__WORK TASK__. Gather from the listing below each line that includes the word "media", and copy it.

RECORDS FOR THE EXERCISE Block Start

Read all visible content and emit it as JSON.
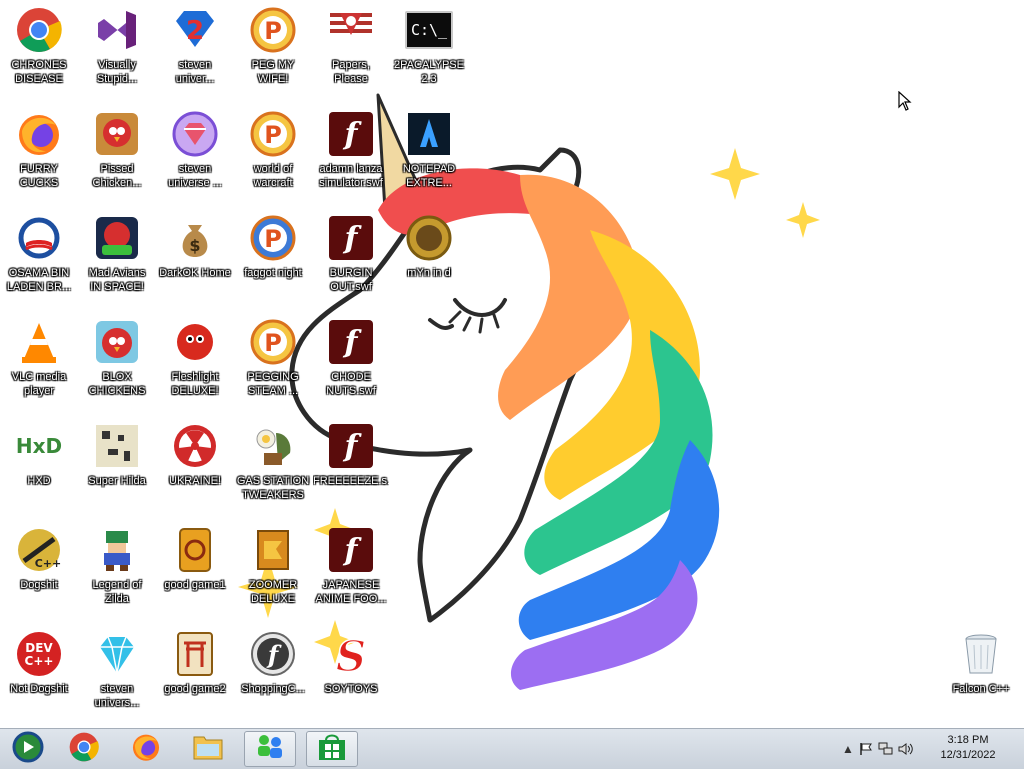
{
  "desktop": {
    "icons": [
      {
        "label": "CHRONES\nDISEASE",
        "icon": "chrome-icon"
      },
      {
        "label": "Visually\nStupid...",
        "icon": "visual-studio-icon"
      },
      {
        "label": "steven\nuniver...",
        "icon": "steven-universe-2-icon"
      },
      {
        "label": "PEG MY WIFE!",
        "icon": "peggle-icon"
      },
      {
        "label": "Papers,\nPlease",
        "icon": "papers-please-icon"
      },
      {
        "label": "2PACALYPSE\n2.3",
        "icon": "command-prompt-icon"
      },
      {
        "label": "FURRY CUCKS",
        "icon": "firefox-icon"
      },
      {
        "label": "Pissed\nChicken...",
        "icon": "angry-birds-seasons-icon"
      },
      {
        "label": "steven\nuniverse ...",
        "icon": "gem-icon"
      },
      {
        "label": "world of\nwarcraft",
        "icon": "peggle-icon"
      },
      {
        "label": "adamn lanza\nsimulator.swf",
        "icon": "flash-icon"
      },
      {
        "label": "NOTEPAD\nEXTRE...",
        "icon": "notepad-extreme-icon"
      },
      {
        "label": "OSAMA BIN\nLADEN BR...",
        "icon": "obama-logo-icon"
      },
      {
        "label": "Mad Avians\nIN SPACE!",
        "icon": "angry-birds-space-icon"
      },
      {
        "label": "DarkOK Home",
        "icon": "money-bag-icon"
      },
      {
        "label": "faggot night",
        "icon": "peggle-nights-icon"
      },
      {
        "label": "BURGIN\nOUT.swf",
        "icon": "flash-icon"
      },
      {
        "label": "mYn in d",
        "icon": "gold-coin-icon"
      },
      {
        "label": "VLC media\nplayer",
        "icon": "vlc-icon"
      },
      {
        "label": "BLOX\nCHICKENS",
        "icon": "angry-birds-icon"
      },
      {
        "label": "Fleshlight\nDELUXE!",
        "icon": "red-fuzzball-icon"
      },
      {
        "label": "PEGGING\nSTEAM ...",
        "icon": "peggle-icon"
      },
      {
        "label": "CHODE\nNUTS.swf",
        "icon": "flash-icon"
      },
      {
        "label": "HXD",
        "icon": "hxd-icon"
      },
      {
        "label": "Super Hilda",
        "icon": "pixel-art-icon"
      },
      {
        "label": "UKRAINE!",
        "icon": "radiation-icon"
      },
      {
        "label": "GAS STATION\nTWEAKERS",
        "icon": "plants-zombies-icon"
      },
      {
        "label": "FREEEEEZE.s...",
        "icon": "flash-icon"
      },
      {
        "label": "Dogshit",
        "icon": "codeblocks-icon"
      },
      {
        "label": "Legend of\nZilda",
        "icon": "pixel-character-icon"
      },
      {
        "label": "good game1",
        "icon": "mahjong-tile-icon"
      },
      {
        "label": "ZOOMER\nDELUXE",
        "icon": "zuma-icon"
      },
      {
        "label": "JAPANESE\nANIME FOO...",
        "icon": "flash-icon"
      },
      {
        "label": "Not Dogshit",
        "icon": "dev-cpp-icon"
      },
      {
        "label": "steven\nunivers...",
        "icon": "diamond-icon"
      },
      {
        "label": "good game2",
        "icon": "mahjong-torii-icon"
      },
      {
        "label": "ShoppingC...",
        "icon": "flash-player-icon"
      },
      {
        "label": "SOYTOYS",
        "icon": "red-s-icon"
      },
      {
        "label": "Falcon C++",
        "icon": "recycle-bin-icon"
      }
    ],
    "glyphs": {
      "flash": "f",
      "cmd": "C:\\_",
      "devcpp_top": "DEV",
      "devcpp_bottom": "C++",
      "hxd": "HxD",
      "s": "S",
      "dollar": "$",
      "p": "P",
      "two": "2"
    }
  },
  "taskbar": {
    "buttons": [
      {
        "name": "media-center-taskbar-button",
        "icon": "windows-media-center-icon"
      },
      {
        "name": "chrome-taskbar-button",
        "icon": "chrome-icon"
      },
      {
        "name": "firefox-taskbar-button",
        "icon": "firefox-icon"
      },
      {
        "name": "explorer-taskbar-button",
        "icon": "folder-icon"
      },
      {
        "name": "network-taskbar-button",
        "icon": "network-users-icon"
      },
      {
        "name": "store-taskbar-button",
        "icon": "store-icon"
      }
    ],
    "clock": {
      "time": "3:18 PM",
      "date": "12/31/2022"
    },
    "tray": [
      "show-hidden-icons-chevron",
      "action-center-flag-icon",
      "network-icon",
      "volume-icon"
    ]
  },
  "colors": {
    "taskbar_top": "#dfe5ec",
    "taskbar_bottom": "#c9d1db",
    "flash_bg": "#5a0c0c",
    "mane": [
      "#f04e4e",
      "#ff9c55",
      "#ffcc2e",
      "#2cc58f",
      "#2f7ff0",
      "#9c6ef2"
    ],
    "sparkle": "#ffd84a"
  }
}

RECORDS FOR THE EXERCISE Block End
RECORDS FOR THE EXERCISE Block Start

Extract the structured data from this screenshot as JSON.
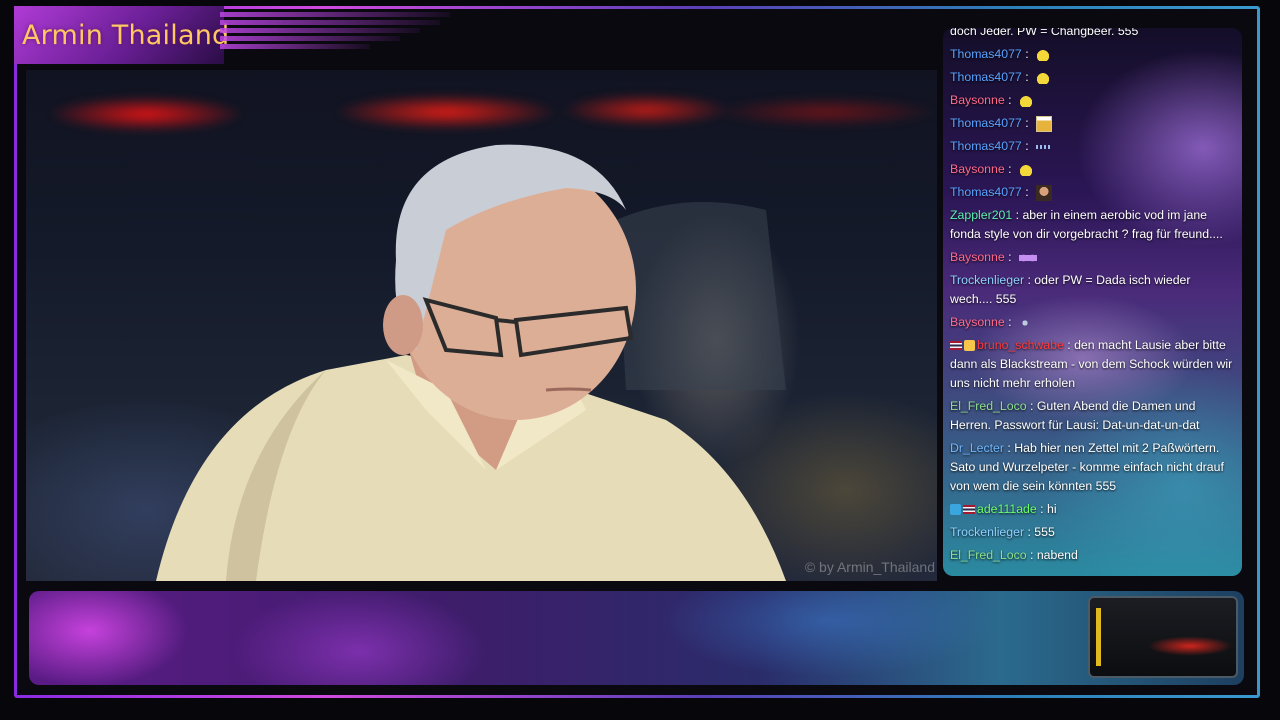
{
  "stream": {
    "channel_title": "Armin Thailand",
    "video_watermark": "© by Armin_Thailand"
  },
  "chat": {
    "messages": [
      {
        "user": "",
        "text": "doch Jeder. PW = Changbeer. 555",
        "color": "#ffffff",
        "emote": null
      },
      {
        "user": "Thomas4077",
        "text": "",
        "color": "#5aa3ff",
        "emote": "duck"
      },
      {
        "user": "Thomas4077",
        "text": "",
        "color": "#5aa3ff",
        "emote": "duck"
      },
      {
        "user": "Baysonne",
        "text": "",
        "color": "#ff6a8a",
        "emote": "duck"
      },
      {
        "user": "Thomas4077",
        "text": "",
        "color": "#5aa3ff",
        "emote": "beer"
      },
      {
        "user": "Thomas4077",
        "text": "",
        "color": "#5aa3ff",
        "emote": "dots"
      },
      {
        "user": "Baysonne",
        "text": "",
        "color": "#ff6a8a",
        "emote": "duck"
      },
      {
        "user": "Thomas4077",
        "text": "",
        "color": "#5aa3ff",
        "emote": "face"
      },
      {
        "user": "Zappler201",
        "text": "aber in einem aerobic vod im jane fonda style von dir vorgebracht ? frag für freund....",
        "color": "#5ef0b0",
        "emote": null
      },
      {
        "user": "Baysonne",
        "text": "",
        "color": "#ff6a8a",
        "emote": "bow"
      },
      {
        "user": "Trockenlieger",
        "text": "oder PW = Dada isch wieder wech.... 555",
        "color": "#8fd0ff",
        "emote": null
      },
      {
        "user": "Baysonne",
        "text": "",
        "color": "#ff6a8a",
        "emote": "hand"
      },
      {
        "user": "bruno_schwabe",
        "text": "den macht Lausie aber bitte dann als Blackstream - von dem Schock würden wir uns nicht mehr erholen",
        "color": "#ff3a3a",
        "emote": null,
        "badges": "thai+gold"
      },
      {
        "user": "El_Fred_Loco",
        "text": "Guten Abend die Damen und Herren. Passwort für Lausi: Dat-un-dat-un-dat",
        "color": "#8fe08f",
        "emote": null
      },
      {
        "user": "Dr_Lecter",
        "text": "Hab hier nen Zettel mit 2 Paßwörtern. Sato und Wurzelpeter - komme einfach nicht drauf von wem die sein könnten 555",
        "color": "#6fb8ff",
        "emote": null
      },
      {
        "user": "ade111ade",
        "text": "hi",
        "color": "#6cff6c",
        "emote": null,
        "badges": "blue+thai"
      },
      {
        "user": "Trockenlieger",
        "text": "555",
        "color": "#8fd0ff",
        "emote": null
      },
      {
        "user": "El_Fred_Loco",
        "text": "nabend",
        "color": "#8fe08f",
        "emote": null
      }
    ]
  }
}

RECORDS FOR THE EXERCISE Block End

__RESULT FOR THIS TASK__.
        "label": "VLC media\nplayer",
        "name": "media-center-taskbar-button",
        "icon": "windows-media-center-icon"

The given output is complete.